- **DATA SHOWN**
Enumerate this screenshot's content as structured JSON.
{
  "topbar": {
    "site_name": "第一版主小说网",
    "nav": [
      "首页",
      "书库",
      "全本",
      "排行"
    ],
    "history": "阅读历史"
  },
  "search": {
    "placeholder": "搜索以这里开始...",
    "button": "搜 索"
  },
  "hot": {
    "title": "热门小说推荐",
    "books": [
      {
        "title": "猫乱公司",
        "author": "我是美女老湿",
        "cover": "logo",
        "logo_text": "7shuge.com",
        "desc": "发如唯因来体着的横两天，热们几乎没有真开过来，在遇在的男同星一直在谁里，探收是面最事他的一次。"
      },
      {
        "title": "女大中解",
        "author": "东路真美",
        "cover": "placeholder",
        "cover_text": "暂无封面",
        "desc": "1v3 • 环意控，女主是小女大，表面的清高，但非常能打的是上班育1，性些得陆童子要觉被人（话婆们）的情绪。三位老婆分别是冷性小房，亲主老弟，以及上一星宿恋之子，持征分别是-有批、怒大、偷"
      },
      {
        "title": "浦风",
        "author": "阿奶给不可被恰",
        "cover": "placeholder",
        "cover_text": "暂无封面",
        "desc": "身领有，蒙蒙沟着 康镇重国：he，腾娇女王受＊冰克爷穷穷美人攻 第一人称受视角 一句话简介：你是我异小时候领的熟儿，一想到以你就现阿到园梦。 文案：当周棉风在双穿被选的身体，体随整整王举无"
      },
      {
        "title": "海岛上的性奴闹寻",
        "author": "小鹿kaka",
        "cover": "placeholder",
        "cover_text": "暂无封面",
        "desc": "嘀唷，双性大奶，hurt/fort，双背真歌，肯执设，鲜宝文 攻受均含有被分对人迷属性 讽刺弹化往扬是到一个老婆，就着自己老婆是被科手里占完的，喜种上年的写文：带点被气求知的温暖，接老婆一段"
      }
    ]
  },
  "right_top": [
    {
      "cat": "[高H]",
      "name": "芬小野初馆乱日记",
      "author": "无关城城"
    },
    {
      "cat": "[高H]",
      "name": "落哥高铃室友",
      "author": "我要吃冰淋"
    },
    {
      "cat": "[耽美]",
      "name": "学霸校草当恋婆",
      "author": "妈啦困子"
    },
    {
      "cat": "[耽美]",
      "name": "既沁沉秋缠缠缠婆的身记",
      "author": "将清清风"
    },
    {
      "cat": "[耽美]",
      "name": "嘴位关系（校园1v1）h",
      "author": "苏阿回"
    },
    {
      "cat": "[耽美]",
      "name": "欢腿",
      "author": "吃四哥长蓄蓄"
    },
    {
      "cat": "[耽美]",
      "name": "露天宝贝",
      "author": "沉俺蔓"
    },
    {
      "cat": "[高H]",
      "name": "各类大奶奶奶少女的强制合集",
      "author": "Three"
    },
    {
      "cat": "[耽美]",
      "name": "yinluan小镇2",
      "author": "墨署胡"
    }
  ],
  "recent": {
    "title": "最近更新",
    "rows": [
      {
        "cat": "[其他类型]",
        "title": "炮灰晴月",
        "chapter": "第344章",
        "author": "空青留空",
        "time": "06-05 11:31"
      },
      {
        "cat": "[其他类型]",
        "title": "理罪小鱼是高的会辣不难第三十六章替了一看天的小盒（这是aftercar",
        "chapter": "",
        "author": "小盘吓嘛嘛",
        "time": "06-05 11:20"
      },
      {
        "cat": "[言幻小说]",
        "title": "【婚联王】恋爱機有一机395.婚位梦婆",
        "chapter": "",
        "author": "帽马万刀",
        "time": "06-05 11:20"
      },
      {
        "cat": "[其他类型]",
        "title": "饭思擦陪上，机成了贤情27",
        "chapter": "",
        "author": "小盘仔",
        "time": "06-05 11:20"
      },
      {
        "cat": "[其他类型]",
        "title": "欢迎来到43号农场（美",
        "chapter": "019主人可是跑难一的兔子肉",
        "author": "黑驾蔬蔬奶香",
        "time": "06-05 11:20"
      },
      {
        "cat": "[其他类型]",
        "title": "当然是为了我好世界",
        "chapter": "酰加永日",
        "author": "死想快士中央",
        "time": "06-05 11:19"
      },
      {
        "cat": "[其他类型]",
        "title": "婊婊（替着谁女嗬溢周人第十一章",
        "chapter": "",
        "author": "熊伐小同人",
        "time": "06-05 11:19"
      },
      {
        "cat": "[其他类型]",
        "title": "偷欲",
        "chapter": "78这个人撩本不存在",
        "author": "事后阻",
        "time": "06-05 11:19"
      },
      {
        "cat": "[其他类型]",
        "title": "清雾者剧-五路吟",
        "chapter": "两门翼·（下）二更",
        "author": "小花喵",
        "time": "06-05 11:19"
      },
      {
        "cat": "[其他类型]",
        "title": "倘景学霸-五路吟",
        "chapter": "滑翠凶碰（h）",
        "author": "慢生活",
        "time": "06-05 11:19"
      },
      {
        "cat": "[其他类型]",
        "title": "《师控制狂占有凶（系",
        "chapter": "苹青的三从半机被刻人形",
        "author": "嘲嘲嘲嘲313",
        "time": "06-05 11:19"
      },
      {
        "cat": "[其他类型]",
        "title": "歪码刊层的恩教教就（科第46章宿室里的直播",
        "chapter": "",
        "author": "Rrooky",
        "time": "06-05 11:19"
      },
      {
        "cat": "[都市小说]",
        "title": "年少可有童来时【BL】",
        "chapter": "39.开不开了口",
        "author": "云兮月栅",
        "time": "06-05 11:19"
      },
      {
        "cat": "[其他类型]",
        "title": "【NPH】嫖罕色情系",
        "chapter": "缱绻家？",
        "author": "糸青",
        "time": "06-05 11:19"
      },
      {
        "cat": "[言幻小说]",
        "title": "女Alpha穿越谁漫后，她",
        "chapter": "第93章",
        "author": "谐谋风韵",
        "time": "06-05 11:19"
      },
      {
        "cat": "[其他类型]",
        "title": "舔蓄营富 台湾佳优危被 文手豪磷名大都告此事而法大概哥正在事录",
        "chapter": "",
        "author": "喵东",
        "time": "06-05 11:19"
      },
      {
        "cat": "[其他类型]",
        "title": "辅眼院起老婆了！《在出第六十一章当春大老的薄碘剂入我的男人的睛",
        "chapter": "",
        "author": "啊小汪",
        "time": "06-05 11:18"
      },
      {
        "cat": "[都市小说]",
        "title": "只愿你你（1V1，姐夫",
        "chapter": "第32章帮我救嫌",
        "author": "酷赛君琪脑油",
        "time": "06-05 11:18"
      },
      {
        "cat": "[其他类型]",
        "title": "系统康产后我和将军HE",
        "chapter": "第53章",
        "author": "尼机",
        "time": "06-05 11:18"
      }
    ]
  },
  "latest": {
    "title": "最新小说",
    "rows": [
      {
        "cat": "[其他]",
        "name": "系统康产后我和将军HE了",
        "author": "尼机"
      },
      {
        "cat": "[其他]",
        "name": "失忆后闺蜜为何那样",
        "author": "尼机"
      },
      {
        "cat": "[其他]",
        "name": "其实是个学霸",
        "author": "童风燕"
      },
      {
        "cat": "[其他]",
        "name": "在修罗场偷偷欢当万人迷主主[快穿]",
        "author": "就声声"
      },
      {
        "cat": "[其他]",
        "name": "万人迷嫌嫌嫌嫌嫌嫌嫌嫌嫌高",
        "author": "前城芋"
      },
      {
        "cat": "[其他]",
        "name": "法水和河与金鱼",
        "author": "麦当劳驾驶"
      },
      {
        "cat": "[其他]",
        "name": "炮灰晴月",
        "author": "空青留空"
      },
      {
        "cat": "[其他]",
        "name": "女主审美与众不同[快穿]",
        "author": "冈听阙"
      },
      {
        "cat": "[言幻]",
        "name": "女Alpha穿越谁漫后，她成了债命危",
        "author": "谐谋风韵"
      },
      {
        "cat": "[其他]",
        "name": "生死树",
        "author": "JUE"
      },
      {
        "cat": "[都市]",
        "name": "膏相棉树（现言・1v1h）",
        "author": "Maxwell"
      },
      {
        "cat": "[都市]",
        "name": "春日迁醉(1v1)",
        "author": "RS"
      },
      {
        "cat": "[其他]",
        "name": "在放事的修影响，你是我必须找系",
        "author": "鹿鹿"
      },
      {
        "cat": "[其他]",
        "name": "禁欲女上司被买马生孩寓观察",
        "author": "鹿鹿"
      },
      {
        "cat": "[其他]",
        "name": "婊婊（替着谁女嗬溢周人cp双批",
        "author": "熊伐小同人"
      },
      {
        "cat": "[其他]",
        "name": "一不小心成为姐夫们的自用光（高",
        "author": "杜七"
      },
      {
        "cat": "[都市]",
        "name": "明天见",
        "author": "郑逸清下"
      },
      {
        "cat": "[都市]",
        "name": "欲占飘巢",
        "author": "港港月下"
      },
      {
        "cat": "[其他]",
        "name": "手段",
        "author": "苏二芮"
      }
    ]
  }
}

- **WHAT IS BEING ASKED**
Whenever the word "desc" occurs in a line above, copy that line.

- **SOLUTION TO THE EXERCISE**
        "desc": "发如唯因来体着的横两天，热们几乎没有真开过来，在遇在的男同星一直在谁里，探收是面最事他的一次。"
        "desc": "1v3 • 环意控，女主是小女大，表面的清高，但非常能打的是上班育1，性些得陆童子要觉被人（话婆们）的情绪。三位老婆分别是冷性小房，亲主老弟，以及上一星宿恋之子，持征分别是-有批、怒大、偷"
        "desc": "身领有，蒙蒙沟着 康镇重国：he，腾娇女王受＊冰克爷穷穷美人攻 第一人称受视角 一句话简介：你是我异小时候领的熟儿，一想到以你就现阿到园梦。 文案：当周棉风在双穿被选的身体，体随整整王举无"
        "desc": "嘀唷，双性大奶，hurt/fort，双背真歌，肯执设，鲜宝文 攻受均含有被分对人迷属性 讽刺弹化往扬是到一个老婆，就着自己老婆是被科手里占完的，喜种上年的写文：带点被气求知的温暖，接老婆一段"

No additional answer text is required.